Element data from apps and pages
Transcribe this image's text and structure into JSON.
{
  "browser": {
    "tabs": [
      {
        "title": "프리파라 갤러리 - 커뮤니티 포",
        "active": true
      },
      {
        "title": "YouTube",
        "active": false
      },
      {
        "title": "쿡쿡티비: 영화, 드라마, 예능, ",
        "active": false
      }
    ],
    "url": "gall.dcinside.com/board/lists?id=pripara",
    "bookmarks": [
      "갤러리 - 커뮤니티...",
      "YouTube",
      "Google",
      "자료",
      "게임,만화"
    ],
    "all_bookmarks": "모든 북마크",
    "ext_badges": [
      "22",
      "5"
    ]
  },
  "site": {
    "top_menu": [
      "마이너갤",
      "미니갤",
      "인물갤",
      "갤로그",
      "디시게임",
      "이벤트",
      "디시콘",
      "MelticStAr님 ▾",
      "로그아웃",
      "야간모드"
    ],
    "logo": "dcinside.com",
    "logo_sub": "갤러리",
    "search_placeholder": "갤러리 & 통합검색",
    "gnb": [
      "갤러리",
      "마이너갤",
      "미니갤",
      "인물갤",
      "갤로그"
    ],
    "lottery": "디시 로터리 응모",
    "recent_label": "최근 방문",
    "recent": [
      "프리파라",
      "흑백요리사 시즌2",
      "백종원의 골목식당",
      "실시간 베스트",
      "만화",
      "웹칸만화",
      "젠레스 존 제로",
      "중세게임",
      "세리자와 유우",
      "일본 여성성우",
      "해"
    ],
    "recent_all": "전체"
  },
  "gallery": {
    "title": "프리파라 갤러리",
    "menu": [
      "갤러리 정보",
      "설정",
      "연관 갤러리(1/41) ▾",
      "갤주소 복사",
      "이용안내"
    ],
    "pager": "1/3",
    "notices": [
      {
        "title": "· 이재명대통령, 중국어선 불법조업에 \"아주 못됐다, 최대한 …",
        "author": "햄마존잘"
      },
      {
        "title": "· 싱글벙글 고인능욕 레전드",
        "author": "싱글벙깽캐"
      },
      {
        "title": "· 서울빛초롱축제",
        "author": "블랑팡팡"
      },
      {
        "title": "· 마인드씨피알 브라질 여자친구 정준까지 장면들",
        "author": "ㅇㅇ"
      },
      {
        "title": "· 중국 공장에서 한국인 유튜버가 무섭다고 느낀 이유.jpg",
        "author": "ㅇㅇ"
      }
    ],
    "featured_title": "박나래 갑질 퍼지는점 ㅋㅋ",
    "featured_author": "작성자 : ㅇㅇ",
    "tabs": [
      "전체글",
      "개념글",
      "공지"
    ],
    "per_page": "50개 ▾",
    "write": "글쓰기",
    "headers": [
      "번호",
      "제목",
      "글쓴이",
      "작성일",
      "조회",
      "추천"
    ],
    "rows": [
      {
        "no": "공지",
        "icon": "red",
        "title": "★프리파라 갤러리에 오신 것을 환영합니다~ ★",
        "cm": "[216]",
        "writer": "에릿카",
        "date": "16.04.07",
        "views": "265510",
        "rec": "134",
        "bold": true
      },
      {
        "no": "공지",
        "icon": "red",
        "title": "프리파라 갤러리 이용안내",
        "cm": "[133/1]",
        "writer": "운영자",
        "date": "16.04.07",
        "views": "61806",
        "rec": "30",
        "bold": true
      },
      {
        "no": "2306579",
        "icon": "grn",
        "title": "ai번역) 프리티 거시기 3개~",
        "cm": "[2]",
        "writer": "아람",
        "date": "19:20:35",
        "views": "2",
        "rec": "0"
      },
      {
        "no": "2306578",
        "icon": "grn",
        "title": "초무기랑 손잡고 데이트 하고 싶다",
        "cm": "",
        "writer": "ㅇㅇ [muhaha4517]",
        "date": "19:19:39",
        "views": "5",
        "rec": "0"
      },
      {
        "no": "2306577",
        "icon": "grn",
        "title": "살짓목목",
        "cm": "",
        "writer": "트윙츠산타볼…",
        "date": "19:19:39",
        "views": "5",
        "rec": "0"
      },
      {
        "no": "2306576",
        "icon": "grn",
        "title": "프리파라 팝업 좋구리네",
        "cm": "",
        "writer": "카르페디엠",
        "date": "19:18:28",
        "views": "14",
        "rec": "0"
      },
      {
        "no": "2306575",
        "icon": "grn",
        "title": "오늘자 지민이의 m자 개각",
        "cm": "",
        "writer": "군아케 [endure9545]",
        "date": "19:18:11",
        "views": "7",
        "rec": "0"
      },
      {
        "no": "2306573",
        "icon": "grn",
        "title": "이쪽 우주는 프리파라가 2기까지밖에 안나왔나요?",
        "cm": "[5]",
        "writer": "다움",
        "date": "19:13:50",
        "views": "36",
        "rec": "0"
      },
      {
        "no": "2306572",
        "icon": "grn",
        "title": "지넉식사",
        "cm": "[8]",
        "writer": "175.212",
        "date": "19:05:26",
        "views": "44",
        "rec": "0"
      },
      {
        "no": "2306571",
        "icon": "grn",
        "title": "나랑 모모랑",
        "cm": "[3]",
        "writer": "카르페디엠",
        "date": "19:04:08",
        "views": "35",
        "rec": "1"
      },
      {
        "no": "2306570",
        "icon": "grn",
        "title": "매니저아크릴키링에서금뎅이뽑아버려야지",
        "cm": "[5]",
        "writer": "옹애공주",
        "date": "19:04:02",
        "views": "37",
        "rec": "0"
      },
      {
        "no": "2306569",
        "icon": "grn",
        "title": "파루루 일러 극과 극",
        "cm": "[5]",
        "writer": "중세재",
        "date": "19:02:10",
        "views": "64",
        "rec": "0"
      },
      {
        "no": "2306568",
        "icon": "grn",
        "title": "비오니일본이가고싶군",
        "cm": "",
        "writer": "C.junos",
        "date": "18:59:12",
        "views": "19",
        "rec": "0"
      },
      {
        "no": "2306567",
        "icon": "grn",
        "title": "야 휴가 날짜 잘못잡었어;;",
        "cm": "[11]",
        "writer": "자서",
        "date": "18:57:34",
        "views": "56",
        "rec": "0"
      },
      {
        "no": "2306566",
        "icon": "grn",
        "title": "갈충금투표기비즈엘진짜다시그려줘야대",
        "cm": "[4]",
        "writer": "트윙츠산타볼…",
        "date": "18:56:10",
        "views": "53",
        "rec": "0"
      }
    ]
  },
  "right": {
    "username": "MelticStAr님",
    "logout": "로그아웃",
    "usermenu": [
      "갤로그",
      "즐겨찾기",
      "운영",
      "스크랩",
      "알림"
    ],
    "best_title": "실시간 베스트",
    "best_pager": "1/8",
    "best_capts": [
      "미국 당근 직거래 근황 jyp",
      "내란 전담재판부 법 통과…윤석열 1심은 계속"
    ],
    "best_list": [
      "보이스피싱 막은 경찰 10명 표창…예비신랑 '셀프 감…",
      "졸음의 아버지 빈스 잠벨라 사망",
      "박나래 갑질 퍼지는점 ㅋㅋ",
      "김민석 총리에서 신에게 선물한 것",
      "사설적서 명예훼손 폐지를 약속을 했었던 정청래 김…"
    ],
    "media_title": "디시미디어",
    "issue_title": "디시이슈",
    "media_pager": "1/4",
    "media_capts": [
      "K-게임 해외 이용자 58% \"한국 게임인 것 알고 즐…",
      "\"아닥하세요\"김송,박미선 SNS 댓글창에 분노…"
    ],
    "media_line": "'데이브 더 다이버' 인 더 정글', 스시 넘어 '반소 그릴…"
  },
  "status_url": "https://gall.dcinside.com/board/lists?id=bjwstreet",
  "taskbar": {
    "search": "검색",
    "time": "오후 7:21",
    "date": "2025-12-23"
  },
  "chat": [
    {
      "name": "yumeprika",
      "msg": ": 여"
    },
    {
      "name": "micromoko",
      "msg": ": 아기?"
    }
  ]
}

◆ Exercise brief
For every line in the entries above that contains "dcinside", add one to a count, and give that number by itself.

◆ Output for this task
3